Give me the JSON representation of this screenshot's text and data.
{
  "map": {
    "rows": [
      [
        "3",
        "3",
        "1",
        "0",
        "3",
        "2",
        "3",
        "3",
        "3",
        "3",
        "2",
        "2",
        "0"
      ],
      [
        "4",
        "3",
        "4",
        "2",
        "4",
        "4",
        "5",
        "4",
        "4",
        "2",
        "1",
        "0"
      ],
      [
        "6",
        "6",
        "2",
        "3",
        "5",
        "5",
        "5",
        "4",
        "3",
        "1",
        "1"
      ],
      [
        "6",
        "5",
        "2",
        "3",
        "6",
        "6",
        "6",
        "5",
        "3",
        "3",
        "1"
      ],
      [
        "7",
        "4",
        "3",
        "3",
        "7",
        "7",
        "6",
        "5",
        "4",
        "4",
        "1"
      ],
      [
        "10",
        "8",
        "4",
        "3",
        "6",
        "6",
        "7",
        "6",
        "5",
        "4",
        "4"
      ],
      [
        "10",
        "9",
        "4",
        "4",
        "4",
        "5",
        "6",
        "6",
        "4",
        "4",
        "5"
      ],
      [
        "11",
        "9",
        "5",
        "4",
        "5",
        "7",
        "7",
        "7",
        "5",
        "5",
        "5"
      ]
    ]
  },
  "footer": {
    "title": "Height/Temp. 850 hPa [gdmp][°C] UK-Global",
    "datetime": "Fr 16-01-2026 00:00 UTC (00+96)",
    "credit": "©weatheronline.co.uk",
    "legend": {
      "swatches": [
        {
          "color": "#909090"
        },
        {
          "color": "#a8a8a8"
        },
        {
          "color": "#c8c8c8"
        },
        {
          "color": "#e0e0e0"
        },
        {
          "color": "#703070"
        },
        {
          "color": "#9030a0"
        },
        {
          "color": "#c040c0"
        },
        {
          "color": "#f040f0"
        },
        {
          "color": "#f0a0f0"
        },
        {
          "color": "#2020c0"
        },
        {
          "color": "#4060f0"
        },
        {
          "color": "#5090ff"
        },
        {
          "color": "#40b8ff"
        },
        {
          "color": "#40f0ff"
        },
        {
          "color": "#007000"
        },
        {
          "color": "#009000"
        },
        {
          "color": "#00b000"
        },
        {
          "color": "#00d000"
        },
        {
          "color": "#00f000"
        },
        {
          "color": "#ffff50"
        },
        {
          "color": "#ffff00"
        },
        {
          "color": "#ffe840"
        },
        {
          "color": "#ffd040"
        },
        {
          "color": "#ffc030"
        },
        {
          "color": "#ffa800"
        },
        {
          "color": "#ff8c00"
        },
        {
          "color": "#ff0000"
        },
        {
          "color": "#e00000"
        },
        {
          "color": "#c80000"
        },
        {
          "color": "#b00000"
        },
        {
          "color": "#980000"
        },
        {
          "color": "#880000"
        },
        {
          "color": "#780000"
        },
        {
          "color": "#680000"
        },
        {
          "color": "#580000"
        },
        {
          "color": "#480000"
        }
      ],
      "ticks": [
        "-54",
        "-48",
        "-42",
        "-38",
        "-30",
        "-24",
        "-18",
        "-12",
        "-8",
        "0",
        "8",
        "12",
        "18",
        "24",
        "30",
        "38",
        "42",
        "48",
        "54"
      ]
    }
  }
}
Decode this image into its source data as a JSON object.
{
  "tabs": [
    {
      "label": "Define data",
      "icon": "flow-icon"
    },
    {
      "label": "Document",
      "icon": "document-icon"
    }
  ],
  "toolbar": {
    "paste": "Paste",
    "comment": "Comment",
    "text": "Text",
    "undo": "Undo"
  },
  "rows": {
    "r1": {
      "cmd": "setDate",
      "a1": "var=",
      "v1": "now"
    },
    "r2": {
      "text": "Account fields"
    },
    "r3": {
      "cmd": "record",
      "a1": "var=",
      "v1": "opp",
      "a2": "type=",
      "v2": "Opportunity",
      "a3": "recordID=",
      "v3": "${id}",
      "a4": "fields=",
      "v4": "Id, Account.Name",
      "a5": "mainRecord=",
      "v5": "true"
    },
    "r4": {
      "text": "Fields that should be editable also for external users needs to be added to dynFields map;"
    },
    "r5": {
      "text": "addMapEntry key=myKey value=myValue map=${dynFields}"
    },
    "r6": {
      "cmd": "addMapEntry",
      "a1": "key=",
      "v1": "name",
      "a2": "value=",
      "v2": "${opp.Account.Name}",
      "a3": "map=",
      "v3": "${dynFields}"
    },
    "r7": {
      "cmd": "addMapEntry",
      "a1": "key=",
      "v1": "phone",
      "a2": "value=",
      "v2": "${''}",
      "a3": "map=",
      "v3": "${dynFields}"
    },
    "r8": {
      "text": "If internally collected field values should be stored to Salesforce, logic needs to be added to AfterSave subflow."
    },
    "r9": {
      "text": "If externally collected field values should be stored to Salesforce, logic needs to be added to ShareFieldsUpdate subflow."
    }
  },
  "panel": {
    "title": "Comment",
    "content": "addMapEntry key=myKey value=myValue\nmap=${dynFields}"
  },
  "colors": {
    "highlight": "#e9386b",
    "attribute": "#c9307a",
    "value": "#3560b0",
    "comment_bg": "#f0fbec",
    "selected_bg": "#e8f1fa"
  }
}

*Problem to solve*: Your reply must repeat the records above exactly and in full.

*Result of this exercise*:
Give me the JSON representation of this screenshot's text and data.
{
  "map": {
    "rows": [
      [
        "3",
        "3",
        "1",
        "0",
        "3",
        "2",
        "3",
        "3",
        "3",
        "3",
        "2",
        "2",
        "0"
      ],
      [
        "4",
        "3",
        "4",
        "2",
        "4",
        "4",
        "5",
        "4",
        "4",
        "2",
        "1",
        "0"
      ],
      [
        "6",
        "6",
        "2",
        "3",
        "5",
        "5",
        "5",
        "4",
        "3",
        "1",
        "1"
      ],
      [
        "6",
        "5",
        "2",
        "3",
        "6",
        "6",
        "6",
        "5",
        "3",
        "3",
        "1"
      ],
      [
        "7",
        "4",
        "3",
        "3",
        "7",
        "7",
        "6",
        "5",
        "4",
        "4",
        "1"
      ],
      [
        "10",
        "8",
        "4",
        "3",
        "6",
        "6",
        "7",
        "6",
        "5",
        "4",
        "4"
      ],
      [
        "10",
        "9",
        "4",
        "4",
        "4",
        "5",
        "6",
        "6",
        "4",
        "4",
        "5"
      ],
      [
        "11",
        "9",
        "5",
        "4",
        "5",
        "7",
        "7",
        "7",
        "5",
        "5",
        "5"
      ]
    ]
  },
  "footer": {
    "title": "Height/Temp. 850 hPa [gdmp][°C] UK-Global",
    "datetime": "Fr 16-01-2026 00:00 UTC (00+96)",
    "credit": "©weatheronline.co.uk",
    "legend": {
      "swatches": [
        {
          "color": "#909090"
        },
        {
          "color": "#a8a8a8"
        },
        {
          "color": "#c8c8c8"
        },
        {
          "color": "#e0e0e0"
        },
        {
          "color": "#703070"
        },
        {
          "color": "#9030a0"
        },
        {
          "color": "#c040c0"
        },
        {
          "color": "#f040f0"
        },
        {
          "color": "#f0a0f0"
        },
        {
          "color": "#2020c0"
        },
        {
          "color": "#4060f0"
        },
        {
          "color": "#5090ff"
        },
        {
          "color": "#40b8ff"
        },
        {
          "color": "#40f0ff"
        },
        {
          "color": "#007000"
        },
        {
          "color": "#009000"
        },
        {
          "color": "#00b000"
        },
        {
          "color": "#00d000"
        },
        {
          "color": "#00f000"
        },
        {
          "color": "#ffff50"
        },
        {
          "color": "#ffff00"
        },
        {
          "color": "#ffe840"
        },
        {
          "color": "#ffd040"
        },
        {
          "color": "#ffc030"
        },
        {
          "color": "#ffa800"
        },
        {
          "color": "#ff8c00"
        },
        {
          "color": "#ff0000"
        },
        {
          "color": "#e00000"
        },
        {
          "color": "#c80000"
        },
        {
          "color": "#b00000"
        },
        {
          "color": "#980000"
        },
        {
          "color": "#880000"
        },
        {
          "color": "#780000"
        },
        {
          "color": "#680000"
        },
        {
          "color": "#580000"
        },
        {
          "color": "#480000"
        }
      ],
      "ticks": [
        "-54",
        "-48",
        "-42",
        "-38",
        "-30",
        "-24",
        "-18",
        "-12",
        "-8",
        "0",
        "8",
        "12",
        "18",
        "24",
        "30",
        "38",
        "42",
        "48",
        "54"
      ]
    }
  }
}
Decode this image into its source data as a JSON object.
{
  "tabs": [
    {
      "label": "Define data",
      "icon": "flow-icon"
    },
    {
      "label": "Document",
      "icon": "document-icon"
    }
  ],
  "toolbar": {
    "paste": "Paste",
    "comment": "Comment",
    "text": "Text",
    "undo": "Undo"
  },
  "rows": {
    "r1": {
      "cmd": "setDate",
      "a1": "var=",
      "v1": "now"
    },
    "r2": {
      "text": "Account fields"
    },
    "r3": {
      "cmd": "record",
      "a1": "var=",
      "v1": "opp",
      "a2": "type=",
      "v2": "Opportunity",
      "a3": "recordID=",
      "v3": "${id}",
      "a4": "fields=",
      "v4": "Id, Account.Name",
      "a5": "mainRecord=",
      "v5": "true"
    },
    "r4": {
      "text": "Fields that should be editable also for external users needs to be added to dynFields map;"
    },
    "r5": {
      "text": "addMapEntry key=myKey value=myValue map=${dynFields}"
    },
    "r6": {
      "cmd": "addMapEntry",
      "a1": "key=",
      "v1": "name",
      "a2": "value=",
      "v2": "${opp.Account.Name}",
      "a3": "map=",
      "v3": "${dynFields}"
    },
    "r7": {
      "cmd": "addMapEntry",
      "a1": "key=",
      "v1": "phone",
      "a2": "value=",
      "v2": "${''}",
      "a3": "map=",
      "v3": "${dynFields}"
    },
    "r8": {
      "text": "If internally collected field values should be stored to Salesforce, logic needs to be added to AfterSave subflow."
    },
    "r9": {
      "text": "If externally collected field values should be stored to Salesforce, logic needs to be added to ShareFieldsUpdate subflow."
    }
  },
  "panel": {
    "title": "Comment",
    "content": "addMapEntry key=myKey value=myValue\nmap=${dynFields}"
  },
  "colors": {
    "highlight": "#e9386b",
    "attribute": "#c9307a",
    "value": "#3560b0",
    "comment_bg": "#f0fbec",
    "selected_bg": "#e8f1fa"
  }
}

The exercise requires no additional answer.